Problem requirements:
Could you copy all of the records below exactly as they appear?

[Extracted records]

-- Opening Marker --

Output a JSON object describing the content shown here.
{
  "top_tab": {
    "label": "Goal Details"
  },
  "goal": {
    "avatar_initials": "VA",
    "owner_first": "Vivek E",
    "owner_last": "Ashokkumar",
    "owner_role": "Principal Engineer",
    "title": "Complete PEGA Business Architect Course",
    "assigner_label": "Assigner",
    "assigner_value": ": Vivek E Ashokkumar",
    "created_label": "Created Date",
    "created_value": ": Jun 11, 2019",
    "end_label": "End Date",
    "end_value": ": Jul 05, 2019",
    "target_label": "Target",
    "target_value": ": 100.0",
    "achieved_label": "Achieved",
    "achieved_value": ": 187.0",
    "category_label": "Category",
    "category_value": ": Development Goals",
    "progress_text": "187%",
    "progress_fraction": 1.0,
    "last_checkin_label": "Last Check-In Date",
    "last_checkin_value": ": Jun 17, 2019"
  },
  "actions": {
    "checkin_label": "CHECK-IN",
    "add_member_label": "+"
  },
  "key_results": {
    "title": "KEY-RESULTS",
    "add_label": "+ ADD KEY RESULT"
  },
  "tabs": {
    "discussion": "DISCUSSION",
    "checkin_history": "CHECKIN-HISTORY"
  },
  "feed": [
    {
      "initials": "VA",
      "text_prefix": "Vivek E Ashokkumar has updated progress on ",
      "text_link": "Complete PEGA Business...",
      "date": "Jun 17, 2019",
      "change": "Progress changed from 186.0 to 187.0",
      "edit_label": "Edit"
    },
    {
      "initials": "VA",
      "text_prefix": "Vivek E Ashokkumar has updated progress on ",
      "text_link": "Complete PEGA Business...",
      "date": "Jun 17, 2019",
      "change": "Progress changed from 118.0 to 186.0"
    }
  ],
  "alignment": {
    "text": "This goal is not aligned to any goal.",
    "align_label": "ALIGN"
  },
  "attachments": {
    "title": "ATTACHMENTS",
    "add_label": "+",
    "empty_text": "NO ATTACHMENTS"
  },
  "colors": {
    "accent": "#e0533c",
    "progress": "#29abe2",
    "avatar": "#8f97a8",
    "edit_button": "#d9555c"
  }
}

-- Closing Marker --

Response:
Output a JSON object describing the content shown here.
{
  "top_tab": {
    "label": "Goal Details"
  },
  "goal": {
    "avatar_initials": "VA",
    "owner_first": "Vivek E",
    "owner_last": "Ashokkumar",
    "owner_role": "Principal Engineer",
    "title": "Complete PEGA Business Architect Course",
    "assigner_label": "Assigner",
    "assigner_value": ": Vivek E Ashokkumar",
    "created_label": "Created Date",
    "created_value": ": Jun 11, 2019",
    "end_label": "End Date",
    "end_value": ": Jul 05, 2019",
    "target_label": "Target",
    "target_value": ": 100.0",
    "achieved_label": "Achieved",
    "achieved_value": ": 187.0",
    "category_label": "Category",
    "category_value": ": Development Goals",
    "progress_text": "187%",
    "progress_fraction": 1.0,
    "last_checkin_label": "Last Check-In Date",
    "last_checkin_value": ": Jun 17, 2019"
  },
  "actions": {
    "checkin_label": "CHECK-IN",
    "add_member_label": "+"
  },
  "key_results": {
    "title": "KEY-RESULTS",
    "add_label": "+ ADD KEY RESULT"
  },
  "tabs": {
    "discussion": "DISCUSSION",
    "checkin_history": "CHECKIN-HISTORY"
  },
  "feed": [
    {
      "initials": "VA",
      "text_prefix": "Vivek E Ashokkumar has updated progress on ",
      "text_link": "Complete PEGA Business...",
      "date": "Jun 17, 2019",
      "change": "Progress changed from 186.0 to 187.0",
      "edit_label": "Edit"
    },
    {
      "initials": "VA",
      "text_prefix": "Vivek E Ashokkumar has updated progress on ",
      "text_link": "Complete PEGA Business...",
      "date": "Jun 17, 2019",
      "change": "Progress changed from 118.0 to 186.0"
    }
  ],
  "alignment": {
    "text": "This goal is not aligned to any goal.",
    "align_label": "ALIGN"
  },
  "attachments": {
    "title": "ATTACHMENTS",
    "add_label": "+",
    "empty_text": "NO ATTACHMENTS"
  },
  "colors": {
    "accent": "#e0533c",
    "progress": "#29abe2",
    "avatar": "#8f97a8",
    "edit_button": "#d9555c"
  }
}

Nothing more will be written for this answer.